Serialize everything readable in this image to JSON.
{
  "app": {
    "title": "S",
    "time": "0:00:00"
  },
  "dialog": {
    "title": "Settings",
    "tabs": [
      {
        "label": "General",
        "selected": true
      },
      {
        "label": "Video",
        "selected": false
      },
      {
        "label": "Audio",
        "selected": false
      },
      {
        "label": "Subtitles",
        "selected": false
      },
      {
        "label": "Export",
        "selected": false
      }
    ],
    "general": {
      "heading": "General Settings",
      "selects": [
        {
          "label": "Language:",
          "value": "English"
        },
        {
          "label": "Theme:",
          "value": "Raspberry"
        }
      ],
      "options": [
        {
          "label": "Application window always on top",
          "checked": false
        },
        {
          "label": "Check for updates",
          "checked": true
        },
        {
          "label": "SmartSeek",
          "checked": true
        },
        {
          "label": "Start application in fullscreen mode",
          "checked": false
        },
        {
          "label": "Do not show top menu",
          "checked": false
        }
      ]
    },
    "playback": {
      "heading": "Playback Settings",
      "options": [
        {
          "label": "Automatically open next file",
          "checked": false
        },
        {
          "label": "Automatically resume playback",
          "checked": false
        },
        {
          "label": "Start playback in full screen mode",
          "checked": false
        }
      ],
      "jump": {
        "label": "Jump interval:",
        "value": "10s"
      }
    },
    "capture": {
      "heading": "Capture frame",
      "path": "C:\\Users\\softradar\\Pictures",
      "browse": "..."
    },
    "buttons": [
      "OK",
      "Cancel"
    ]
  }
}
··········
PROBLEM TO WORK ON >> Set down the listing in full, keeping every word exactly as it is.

EXERCISE RESPONSE >>
Serialize everything readable in this image to JSON.
{
  "app": {
    "title": "S",
    "time": "0:00:00"
  },
  "dialog": {
    "title": "Settings",
    "tabs": [
      {
        "label": "General",
        "selected": true
      },
      {
        "label": "Video",
        "selected": false
      },
      {
        "label": "Audio",
        "selected": false
      },
      {
        "label": "Subtitles",
        "selected": false
      },
      {
        "label": "Export",
        "selected": false
      }
    ],
    "general": {
      "heading": "General Settings",
      "selects": [
        {
          "label": "Language:",
          "value": "English"
        },
        {
          "label": "Theme:",
          "value": "Raspberry"
        }
      ],
      "options": [
        {
          "label": "Application window always on top",
          "checked": false
        },
        {
          "label": "Check for updates",
          "checked": true
        },
        {
          "label": "SmartSeek",
          "checked": true
        },
        {
          "label": "Start application in fullscreen mode",
          "checked": false
        },
        {
          "label": "Do not show top menu",
          "checked": false
        }
      ]
    },
    "playback": {
      "heading": "Playback Settings",
      "options": [
        {
          "label": "Automatically open next file",
          "checked": false
        },
        {
          "label": "Automatically resume playback",
          "checked": false
        },
        {
          "label": "Start playback in full screen mode",
          "checked": false
        }
      ],
      "jump": {
        "label": "Jump interval:",
        "value": "10s"
      }
    },
    "capture": {
      "heading": "Capture frame",
      "path": "C:\\Users\\softradar\\Pictures",
      "browse": "..."
    },
    "buttons": [
      "OK",
      "Cancel"
    ]
  }
}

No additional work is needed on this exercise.